Assigned task -> Every line that contains the word "this" should be copied from the records below.

Data excerpts ->
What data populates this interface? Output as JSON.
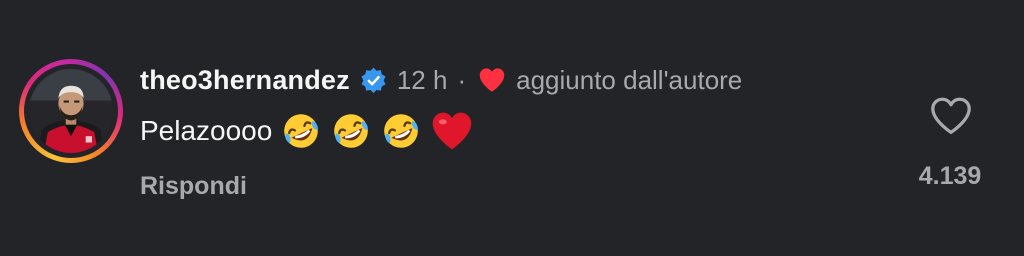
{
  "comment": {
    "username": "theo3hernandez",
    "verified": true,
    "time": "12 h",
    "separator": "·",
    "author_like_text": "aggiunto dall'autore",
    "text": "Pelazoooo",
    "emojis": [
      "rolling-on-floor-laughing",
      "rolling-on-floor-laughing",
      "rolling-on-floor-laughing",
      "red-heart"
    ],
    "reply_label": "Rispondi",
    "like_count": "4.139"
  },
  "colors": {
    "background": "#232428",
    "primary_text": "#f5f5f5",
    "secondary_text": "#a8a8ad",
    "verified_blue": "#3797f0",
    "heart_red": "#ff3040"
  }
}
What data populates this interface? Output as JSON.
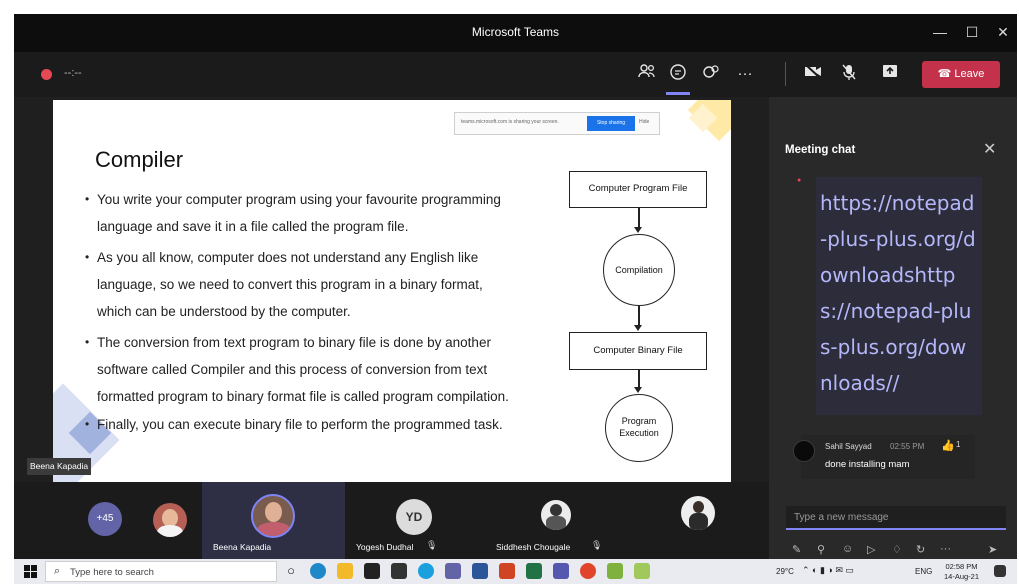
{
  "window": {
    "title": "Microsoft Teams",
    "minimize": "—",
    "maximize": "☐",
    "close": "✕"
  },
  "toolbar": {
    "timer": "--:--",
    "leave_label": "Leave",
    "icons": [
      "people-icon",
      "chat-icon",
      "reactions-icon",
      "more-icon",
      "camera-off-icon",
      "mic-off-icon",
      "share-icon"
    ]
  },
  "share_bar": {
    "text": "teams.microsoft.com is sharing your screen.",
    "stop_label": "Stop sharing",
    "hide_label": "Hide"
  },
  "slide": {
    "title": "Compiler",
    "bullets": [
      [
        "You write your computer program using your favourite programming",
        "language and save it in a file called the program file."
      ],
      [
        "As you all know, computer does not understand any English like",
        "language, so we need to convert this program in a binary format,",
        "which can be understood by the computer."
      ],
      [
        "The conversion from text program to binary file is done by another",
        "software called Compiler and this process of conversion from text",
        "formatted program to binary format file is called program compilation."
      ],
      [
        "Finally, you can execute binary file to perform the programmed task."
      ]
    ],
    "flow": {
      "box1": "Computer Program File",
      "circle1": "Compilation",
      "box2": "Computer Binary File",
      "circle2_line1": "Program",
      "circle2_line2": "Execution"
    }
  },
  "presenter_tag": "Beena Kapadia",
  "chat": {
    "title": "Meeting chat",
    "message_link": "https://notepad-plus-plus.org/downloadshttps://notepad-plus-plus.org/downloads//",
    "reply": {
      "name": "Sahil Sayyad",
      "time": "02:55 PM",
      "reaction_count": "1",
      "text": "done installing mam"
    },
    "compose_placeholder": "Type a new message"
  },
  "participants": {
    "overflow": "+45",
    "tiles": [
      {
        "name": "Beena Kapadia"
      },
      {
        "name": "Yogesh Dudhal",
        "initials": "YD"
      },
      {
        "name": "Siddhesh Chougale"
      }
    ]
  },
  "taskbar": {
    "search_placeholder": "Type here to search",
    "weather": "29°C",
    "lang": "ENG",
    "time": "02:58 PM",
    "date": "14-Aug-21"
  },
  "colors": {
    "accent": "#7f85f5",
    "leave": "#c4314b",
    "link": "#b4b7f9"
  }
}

Response ->
What data populates this interface? Output as JSON.
What data populates this interface? Output as JSON.
        "language, so we need to convert this program in a binary format,",
        "software called Compiler and this process of conversion from text",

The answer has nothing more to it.